Vol. 27 No. 1 (2021)

The Seaside Resort as Entrapment and Escape in British Cinema

Published June 1, 2021
Zsolt Győri
University of Debrecen

British cinema has portrayed seaside resorts throughout its history with much dedication. Films featured both residents and visitors, the providers and the consumers of the seaside experience decade after decade by focusing on the synergies between space and identity. This article explores Brighton Rock (John Boulting, 1948), The Entertainer (Tony Richardson, 1960), The Birthday Party (William Friedkin, 1968), Quadrophenia (Franc Roddam, 1979), Bhaji on the Beach (Gurinder Chadha, 1993), and Last Resort (Pawel Pawlikowski, 2000) as representative examples of how the motifs of escape and entrapment—as manifested in the pursuit of various imaginations, ideals, rites of passage and identity quests—changed through the decades that also saw a gradual decline in the popularity of seaside resorts.
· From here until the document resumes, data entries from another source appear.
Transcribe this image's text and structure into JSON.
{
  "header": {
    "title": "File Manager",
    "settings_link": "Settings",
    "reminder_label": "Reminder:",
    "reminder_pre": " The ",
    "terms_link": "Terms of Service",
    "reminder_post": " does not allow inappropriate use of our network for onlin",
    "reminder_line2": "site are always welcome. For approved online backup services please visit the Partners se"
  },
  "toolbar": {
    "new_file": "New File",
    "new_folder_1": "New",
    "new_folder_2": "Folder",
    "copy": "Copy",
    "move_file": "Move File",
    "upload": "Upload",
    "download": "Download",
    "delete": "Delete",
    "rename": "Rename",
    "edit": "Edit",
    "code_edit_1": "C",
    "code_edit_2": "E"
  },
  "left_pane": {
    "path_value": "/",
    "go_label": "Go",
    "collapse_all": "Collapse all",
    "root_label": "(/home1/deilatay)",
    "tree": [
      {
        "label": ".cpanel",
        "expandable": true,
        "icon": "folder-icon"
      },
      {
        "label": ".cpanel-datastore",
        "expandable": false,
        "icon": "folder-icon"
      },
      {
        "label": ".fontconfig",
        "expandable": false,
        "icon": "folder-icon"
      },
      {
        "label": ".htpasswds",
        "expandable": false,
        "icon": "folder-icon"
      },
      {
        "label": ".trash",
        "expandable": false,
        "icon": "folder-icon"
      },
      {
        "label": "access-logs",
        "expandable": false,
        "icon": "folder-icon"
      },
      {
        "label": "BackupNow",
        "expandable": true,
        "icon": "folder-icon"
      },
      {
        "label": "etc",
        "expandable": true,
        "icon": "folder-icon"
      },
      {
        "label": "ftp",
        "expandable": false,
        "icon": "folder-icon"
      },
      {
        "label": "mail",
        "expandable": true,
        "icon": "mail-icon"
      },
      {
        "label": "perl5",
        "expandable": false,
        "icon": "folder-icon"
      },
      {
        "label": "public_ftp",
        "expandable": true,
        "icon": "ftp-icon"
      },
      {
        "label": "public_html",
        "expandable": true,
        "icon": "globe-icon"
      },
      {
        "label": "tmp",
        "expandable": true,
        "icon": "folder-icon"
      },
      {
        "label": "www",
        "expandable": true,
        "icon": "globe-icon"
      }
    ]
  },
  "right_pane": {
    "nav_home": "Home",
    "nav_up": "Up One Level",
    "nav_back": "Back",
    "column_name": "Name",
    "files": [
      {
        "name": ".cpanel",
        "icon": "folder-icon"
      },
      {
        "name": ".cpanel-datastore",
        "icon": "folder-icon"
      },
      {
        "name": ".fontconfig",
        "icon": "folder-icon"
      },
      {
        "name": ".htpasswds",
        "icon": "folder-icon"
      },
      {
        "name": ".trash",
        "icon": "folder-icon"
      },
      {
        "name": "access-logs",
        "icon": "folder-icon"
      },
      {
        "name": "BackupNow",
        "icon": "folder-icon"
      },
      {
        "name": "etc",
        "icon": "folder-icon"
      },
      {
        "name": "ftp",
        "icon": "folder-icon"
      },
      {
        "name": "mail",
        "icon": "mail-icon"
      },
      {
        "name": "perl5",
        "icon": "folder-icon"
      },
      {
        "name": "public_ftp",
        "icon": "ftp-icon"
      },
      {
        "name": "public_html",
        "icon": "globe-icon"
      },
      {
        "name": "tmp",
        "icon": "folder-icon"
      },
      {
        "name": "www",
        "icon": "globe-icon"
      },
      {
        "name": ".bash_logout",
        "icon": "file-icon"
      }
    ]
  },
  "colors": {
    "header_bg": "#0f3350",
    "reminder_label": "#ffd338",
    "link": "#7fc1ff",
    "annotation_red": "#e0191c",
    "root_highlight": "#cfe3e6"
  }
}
The fading reputation and eroding image of resorts is analyzed parallel with the identity crises of characters entrapped in subcultural, diasporic, and migrant environments. (ZsGy)